Content starts

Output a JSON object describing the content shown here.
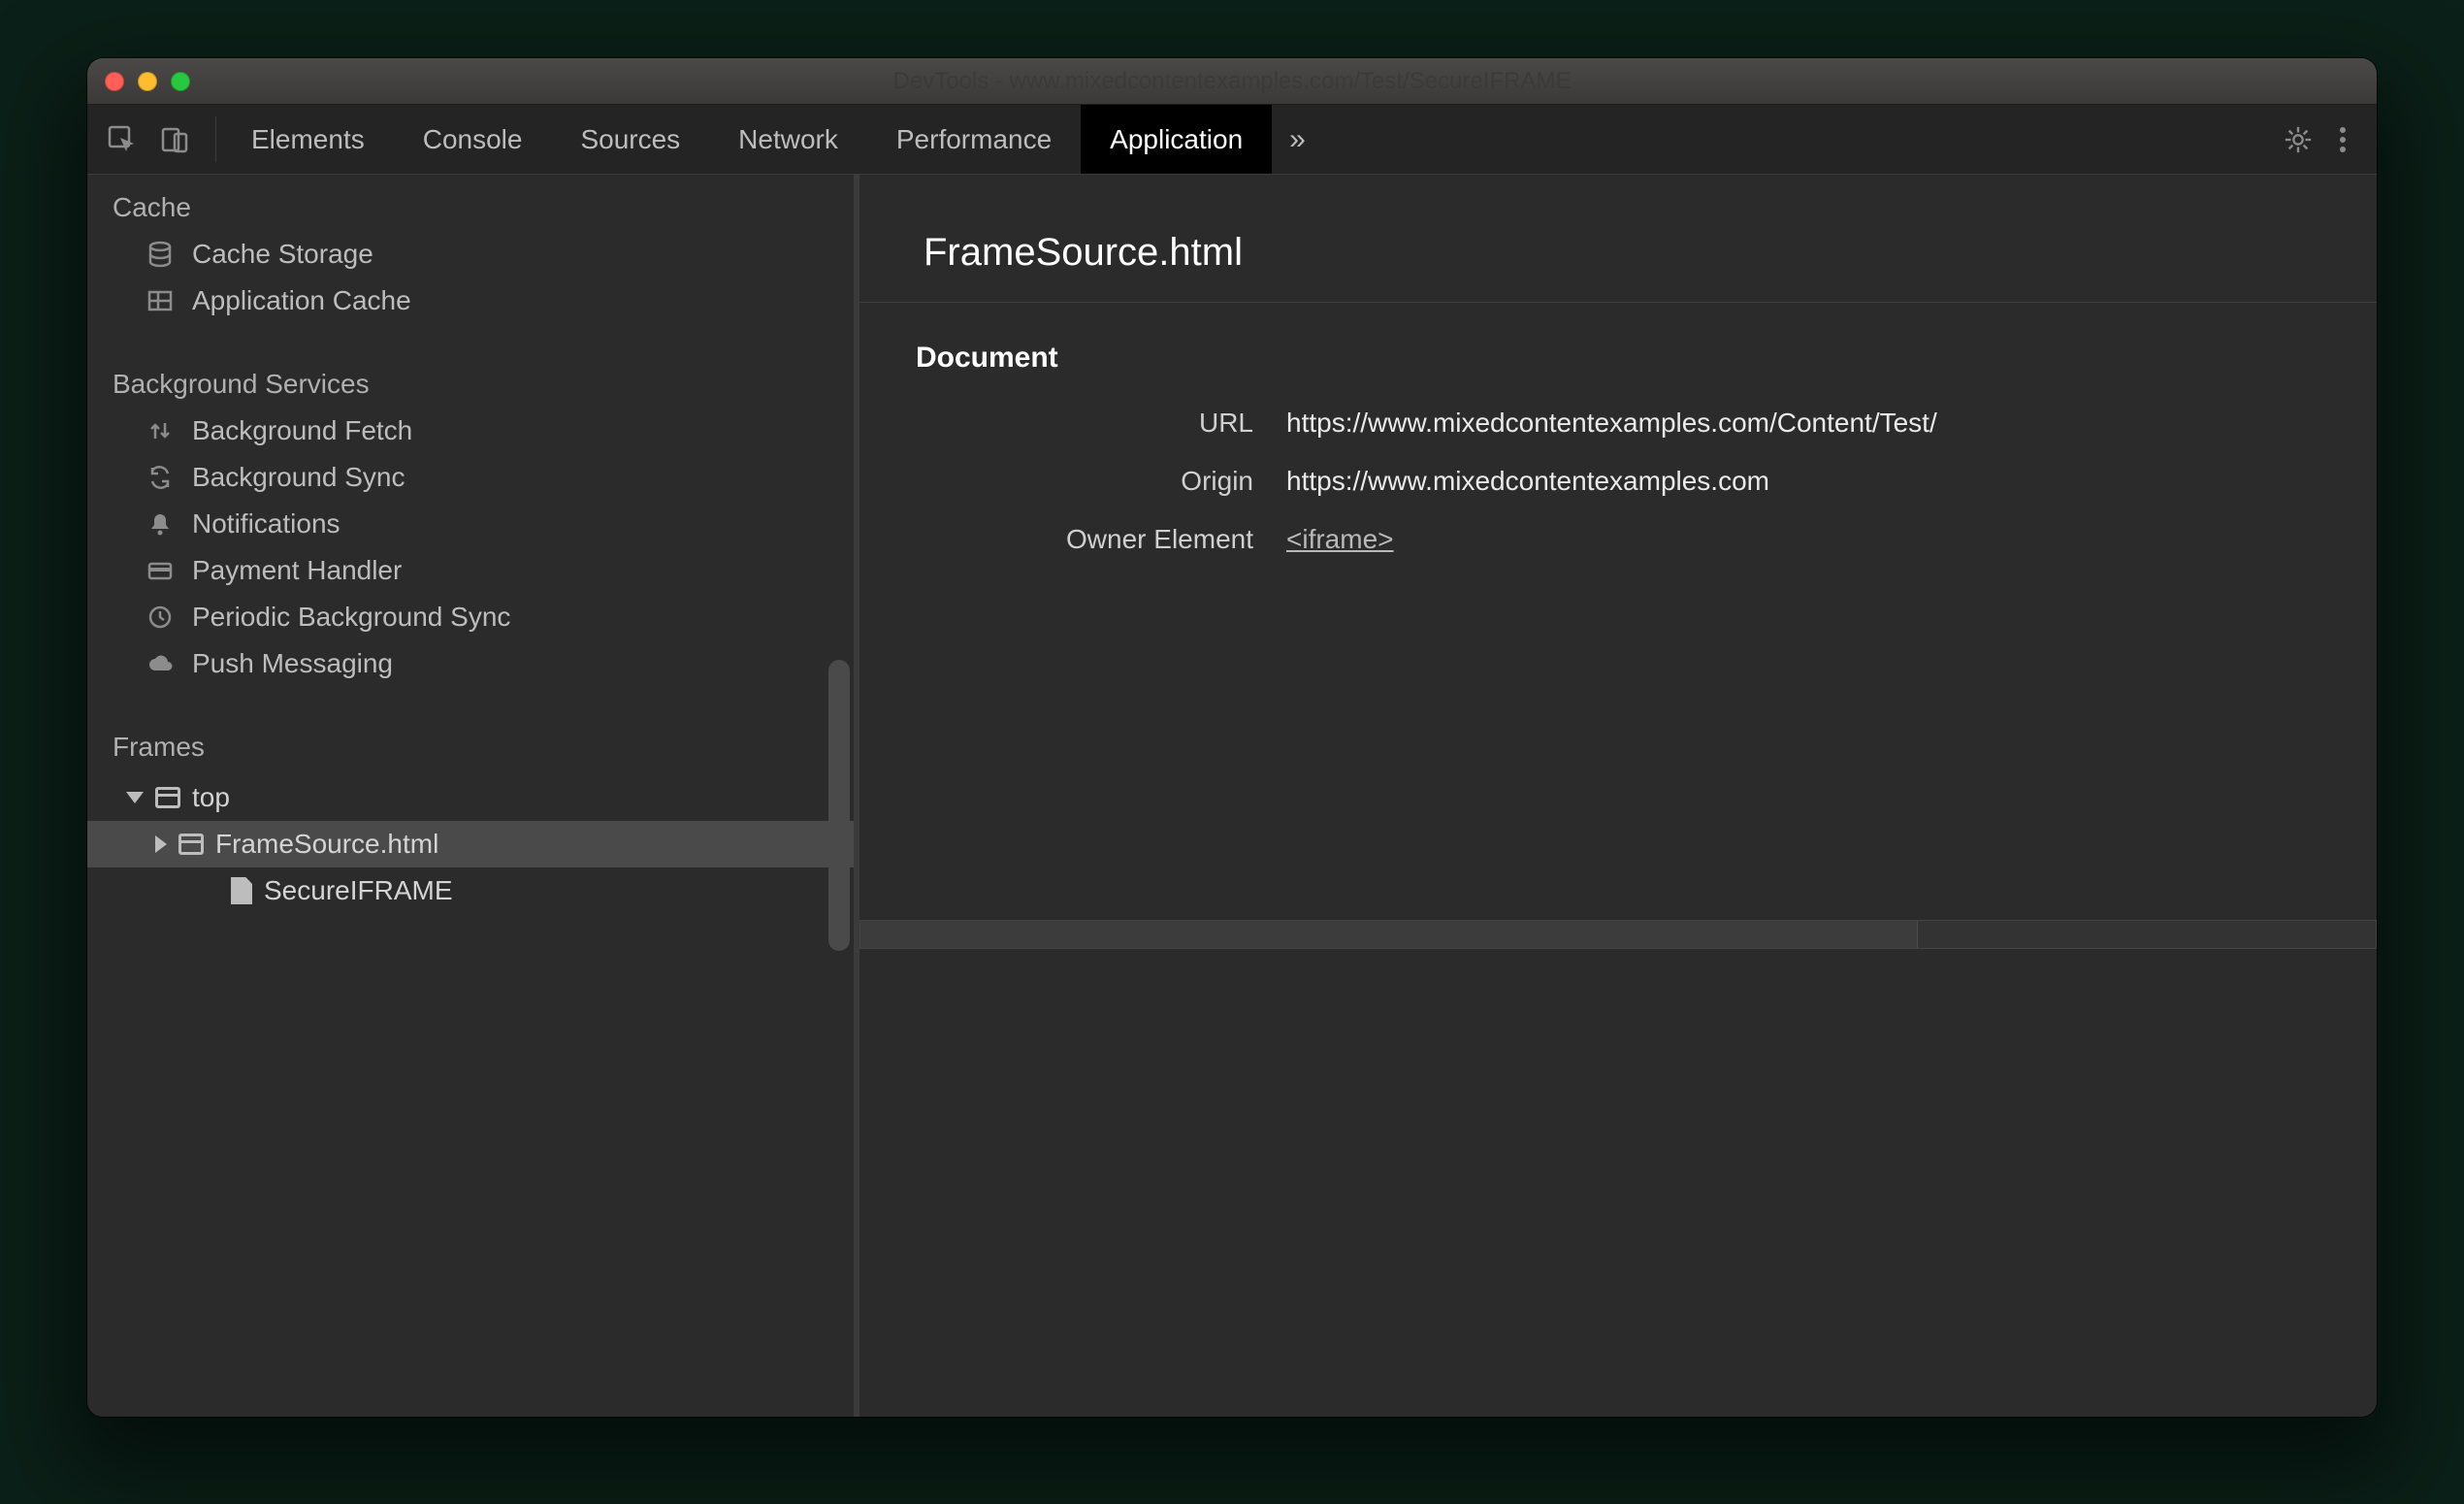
{
  "window": {
    "title": "DevTools - www.mixedcontentexamples.com/Test/SecureIFRAME"
  },
  "toolbar": {
    "tabs": {
      "elements": "Elements",
      "console": "Console",
      "sources": "Sources",
      "network": "Network",
      "performance": "Performance",
      "application": "Application"
    }
  },
  "sidebar": {
    "cache": {
      "title": "Cache",
      "items": {
        "cache_storage": "Cache Storage",
        "application_cache": "Application Cache"
      }
    },
    "background_services": {
      "title": "Background Services",
      "items": {
        "background_fetch": "Background Fetch",
        "background_sync": "Background Sync",
        "notifications": "Notifications",
        "payment_handler": "Payment Handler",
        "periodic_background_sync": "Periodic Background Sync",
        "push_messaging": "Push Messaging"
      }
    },
    "frames": {
      "title": "Frames",
      "top": "top",
      "frame_source": "FrameSource.html",
      "secure_iframe": "SecureIFRAME"
    }
  },
  "main": {
    "title": "FrameSource.html",
    "document_heading": "Document",
    "url_label": "URL",
    "url_value": "https://www.mixedcontentexamples.com/Content/Test/",
    "origin_label": "Origin",
    "origin_value": "https://www.mixedcontentexamples.com",
    "owner_element_label": "Owner Element",
    "owner_element_value": "<iframe>"
  }
}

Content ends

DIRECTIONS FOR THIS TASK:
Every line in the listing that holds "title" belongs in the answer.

ANSWER TO THIS TASK:
    "title": "DevTools - www.mixedcontentexamples.com/Test/SecureIFRAME"
      "title": "Cache",
      "title": "Background Services",
      "title": "Frames",
    "title": "FrameSource.html",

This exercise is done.